-- Records follows --

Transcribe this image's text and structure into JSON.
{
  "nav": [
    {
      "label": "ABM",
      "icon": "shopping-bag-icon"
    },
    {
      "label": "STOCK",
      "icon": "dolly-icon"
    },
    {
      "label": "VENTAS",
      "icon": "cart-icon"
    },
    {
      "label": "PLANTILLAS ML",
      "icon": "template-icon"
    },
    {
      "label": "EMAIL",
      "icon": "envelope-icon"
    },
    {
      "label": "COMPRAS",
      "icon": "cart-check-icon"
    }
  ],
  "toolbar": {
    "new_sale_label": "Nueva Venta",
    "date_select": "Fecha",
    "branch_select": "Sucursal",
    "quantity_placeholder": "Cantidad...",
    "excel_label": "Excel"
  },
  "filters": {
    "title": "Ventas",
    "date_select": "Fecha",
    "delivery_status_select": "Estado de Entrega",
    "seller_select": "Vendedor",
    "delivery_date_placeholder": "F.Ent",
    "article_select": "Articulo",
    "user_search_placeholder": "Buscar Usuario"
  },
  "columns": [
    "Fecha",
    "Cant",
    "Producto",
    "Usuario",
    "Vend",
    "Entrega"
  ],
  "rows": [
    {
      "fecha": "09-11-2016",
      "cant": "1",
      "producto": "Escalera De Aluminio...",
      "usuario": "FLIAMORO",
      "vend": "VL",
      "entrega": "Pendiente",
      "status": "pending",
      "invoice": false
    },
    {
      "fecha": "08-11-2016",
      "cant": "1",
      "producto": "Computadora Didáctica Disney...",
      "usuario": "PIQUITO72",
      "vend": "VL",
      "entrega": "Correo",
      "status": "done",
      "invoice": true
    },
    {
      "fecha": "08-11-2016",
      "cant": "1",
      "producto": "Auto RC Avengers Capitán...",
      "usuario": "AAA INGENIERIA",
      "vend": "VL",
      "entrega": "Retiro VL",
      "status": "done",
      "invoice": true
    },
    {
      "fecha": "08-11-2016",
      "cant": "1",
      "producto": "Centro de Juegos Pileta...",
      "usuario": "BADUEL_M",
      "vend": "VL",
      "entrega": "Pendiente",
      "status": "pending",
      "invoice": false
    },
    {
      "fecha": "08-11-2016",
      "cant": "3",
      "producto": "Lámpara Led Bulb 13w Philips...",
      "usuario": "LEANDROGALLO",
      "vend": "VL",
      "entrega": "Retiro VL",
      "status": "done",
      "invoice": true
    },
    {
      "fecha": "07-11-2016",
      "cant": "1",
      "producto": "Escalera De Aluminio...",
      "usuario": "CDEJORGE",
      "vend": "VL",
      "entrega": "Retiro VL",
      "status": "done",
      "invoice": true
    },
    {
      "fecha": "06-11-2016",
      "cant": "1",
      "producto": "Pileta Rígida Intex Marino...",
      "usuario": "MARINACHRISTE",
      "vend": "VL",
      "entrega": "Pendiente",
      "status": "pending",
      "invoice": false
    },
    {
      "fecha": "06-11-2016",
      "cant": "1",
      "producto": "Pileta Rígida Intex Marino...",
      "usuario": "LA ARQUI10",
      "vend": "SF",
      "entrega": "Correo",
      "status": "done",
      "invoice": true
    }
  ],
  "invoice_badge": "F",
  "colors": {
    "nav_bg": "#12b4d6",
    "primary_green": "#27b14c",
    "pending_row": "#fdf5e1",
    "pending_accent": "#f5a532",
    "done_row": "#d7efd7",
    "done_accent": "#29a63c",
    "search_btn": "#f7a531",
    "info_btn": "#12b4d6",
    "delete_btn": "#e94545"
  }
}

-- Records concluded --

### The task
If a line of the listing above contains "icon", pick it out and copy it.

### Exercise response
      "icon": "shopping-bag-icon"
      "icon": "dolly-icon"
      "icon": "cart-icon"
      "icon": "template-icon"
      "icon": "envelope-icon"
      "icon": "cart-check-icon"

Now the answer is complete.